"Many Americans tend to overemphasize the extent to which nuclear disarmament groups in Europe are instruments of the Soviet Union," the report said.
The larger cause was President Reagan's tough rhetoric, according to the committee.
"The Reagan administration," the committee said, "which was eager to create a sense of credible deterrence at all levels of nuclear escalation, seemed to confirm Europe's worst fears with off-the-cuff statements about nuclear demonstration blasts, NATO's first-use doctrine and Japan 'flourishing' despite two nuclear attacks . . . .
"The president's recent zero-option proposal and statements denying intent to use U.S. forces in El Salvador may help" dampen the protest movement, the committee said, "but the United States is currently still behind in efforts to explain its policies to the European public. As one observer stated, many Europeans believe the United States is trigger-happy."

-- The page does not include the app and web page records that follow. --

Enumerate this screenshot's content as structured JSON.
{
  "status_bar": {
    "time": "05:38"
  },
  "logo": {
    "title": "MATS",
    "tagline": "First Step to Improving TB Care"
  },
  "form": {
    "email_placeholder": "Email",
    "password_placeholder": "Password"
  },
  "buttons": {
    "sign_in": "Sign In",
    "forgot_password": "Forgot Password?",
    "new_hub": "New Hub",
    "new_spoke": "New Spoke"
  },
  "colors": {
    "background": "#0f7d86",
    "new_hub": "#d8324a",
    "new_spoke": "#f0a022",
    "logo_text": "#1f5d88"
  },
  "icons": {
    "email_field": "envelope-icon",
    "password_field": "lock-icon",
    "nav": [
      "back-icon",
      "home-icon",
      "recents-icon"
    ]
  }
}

Besides the fears generated by administration rhetoric, the report of the Republican-controlled panel said the recession is another stimulus, declaring: "High youth unemployment is a breeding ground for the protest movement, especially in Britain."
NATO partners agreed in 1978 to increase defense spending indefinitely by 3 percent a year after allowing for inflation. The committee warned that this goal will not be met this year, partly because of the recession, but said the alliance as a whole came close in 1981 by registering increases averaging about 2.6 percent.